Anyway, yeah, what works best about War Dogs is that it has such a crazy real-life tale, that all Phillips really has to do is play by the facts of the story and leave it at that. He, as well as the movie, works best at that because there’s a certain sense of seriousness hiding underneath every zany moment; just when you think it’s all “too good to be true”, check it out and guess what? It’s damn true.

War Dogs is also the kind of movie that has a lot of story and ground to cover, yet, handles it quite effortlessly. The movie could have easily been tied-down in trying to explain just how these two bros were able to access all of these weapons in the first place, but instead of focusing down on that so much, they make a mention of it and continue on with these guys’ adventure into becoming legitimate arms-dealers. It’s kind of a silly tale, but it’s one that’s hard not to believe in, nor get tied-up in because there really is an energy and excitement to it that hasn’t been found in any of Phillips’ movies since the first Hangover.

And in ways, War Dogs is a lot less like the Big Short, than it’s more like Blow, or as it wishes, possibly even Scarface.

It’s the kind of movie that we’ve probably seen before, has a whole lot of ambitions that it doesn’t necessarily reach, but is so entertaining and fun when it gets moving, that it’s hard to hold anything against. Phillips does something smart in that he doesn’t focus too much on the small, itty, bitty details and instead, just lets loose and allows for us to watch as these guys rise up the ranks. We know we’re supposed to hate them for what they’re doing and who they’re supplying weapons to, but honestly, it’s so difficult to do so when the ride of watching them become more and more rich, is so much fun to begin with.

And honestly, in a summer that’s been filled with quite a few duds, it’s nice to have a movie that’s having fun with itself, but also ask for the audience to join in it as well.

Miles, guns are bad. Stay away. Unless you can make a pretty penny off of them, then forget about it.

Miles, guns are bad. Stay away. Unless you can make a pretty penny off of them, then forget about it.

That said, War Dogs does run into issues with seeming like it wants to have something more to do and say about what story it’s presenting, but ultimately, drops the ball on that front.
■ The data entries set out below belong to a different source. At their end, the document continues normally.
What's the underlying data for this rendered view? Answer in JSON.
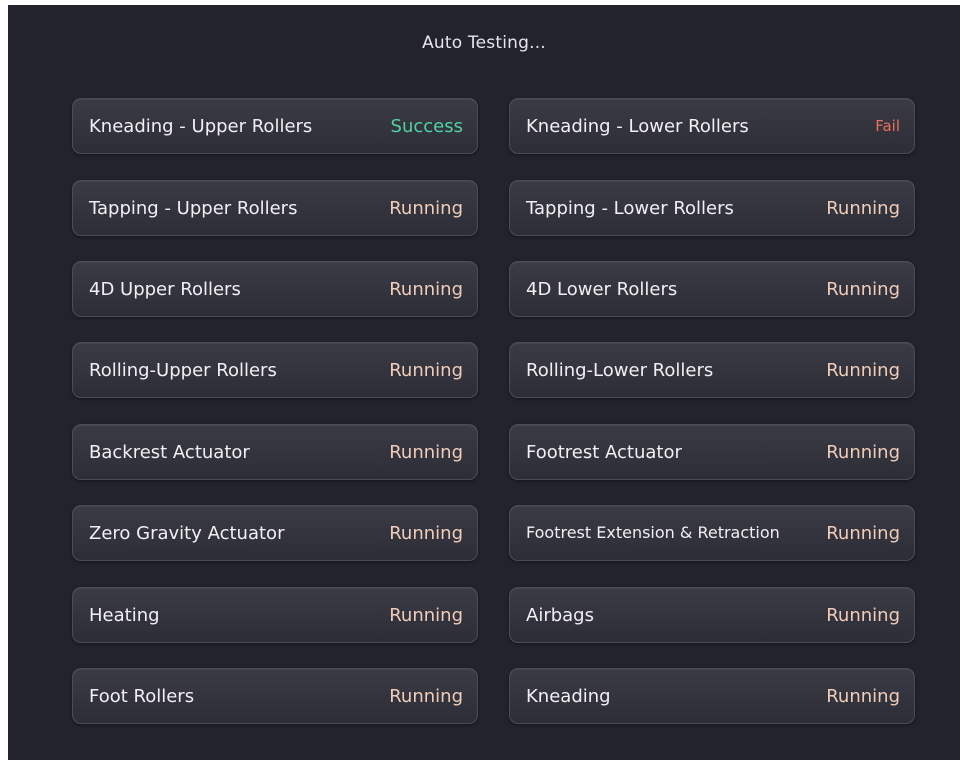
{
  "title": "Auto Testing...",
  "colors": {
    "background": "#23232d",
    "running": "#f0cdb9",
    "success": "#4fd3a2",
    "fail": "#e8705c"
  },
  "tests": {
    "left": [
      {
        "label": "Kneading - Upper Rollers",
        "status": "Success"
      },
      {
        "label": "Tapping - Upper Rollers",
        "status": "Running"
      },
      {
        "label": "4D Upper Rollers",
        "status": "Running"
      },
      {
        "label": "Rolling-Upper Rollers",
        "status": "Running"
      },
      {
        "label": "Backrest Actuator",
        "status": "Running"
      },
      {
        "label": "Zero Gravity Actuator",
        "status": "Running"
      },
      {
        "label": "Heating",
        "status": "Running"
      },
      {
        "label": "Foot Rollers",
        "status": "Running"
      }
    ],
    "right": [
      {
        "label": "Kneading - Lower Rollers",
        "status": "Fail"
      },
      {
        "label": "Tapping - Lower Rollers",
        "status": "Running"
      },
      {
        "label": "4D Lower Rollers",
        "status": "Running"
      },
      {
        "label": "Rolling-Lower Rollers",
        "status": "Running"
      },
      {
        "label": "Footrest Actuator",
        "status": "Running"
      },
      {
        "label": "Footrest Extension & Retraction",
        "status": "Running"
      },
      {
        "label": "Airbags",
        "status": "Running"
      },
      {
        "label": "Kneading",
        "status": "Running"
      }
    ]
  }
}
Phillips himself seems as if he’s both for and against these guys; he likes how they’ve seemingly used their smarts and cons to get all of the money that they wanted and seem like legitimate businessman while doing so, but at the same time, also doesn’t like how they went about their business-dealings. The movie does toggle with the idea of making money off of terrorists, as opposed to making it off of government agencies, but as soon as its brought up, it goes away.

It’s a bit of a shame, too, because War Dogs does work whenever it seems as if it wants to dig deeper into these characters, their lives, and their relationship with one another. It helps that Teller and Hill are perhaps the most charismatic young actors we have working today, but regardless, the two work so well together that they do feel like best pals, who are absolutely loving everything about life. Teller gets to play his role more meek and quiet this time around, whereas Hill gets to play slimy and gritty, but also showing that he may be a good friend, as well.
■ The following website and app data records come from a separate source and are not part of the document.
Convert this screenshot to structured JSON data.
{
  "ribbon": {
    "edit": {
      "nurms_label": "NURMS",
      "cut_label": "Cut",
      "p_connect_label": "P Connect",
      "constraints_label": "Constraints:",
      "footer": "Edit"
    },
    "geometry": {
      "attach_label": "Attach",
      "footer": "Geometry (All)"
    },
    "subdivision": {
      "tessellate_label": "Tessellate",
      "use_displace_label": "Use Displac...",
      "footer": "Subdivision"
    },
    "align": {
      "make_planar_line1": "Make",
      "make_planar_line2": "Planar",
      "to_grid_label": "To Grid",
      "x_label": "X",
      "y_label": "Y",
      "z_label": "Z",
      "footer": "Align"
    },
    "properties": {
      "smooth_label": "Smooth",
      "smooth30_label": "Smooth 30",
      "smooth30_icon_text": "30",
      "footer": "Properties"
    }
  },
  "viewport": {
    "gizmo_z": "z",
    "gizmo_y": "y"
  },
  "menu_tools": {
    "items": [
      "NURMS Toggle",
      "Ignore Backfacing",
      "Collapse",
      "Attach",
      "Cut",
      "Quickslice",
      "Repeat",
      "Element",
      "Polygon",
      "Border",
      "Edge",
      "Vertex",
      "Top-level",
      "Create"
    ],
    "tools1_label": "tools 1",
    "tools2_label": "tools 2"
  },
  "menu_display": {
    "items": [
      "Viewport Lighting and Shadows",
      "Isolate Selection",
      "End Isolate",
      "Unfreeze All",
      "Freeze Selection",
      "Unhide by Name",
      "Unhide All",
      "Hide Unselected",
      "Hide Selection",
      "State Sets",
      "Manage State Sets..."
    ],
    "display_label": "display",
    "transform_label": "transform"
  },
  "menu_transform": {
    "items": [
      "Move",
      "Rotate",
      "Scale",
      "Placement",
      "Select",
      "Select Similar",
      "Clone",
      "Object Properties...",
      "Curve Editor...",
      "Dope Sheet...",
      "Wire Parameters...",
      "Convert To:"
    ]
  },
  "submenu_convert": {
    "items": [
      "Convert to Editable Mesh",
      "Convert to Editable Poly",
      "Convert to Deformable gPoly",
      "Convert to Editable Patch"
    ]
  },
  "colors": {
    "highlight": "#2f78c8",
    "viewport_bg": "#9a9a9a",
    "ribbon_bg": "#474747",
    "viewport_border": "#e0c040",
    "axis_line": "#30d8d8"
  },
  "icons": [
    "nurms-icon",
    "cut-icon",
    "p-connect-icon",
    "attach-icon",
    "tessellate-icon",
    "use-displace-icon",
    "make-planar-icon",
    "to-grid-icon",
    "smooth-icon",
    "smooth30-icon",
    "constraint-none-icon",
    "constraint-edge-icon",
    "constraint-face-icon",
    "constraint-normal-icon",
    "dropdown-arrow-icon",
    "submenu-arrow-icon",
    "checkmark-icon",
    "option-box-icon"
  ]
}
The issue is that with these two characters, that’s only who they end up being: Best pals.

They run through certain problems that all business-partners run through and yeah, they also have small squabbles in between, but there’s more of a heart missing to this movie that makes so many of those other crime-dramas work so well. We may not have to like their actions, or better yet, even like them as a whole, but any sort of characteristic that resembles being sympathetic, would definitely help make this journey all the more compelling. It still works as is, don’t get me wrong, but a little more attention to the stuff that counts would have helped out a whole lot.

Consensus: Fast, exciting and above all else, entertaining, War Dogs paints it true story as a typical rags-to-riches story, but with a darker edge, even if it doesn’t always connect with every mark it sets out to hit.

7.5 / 10

True bros.

True bros.

Photos Courtesy of: Indiewire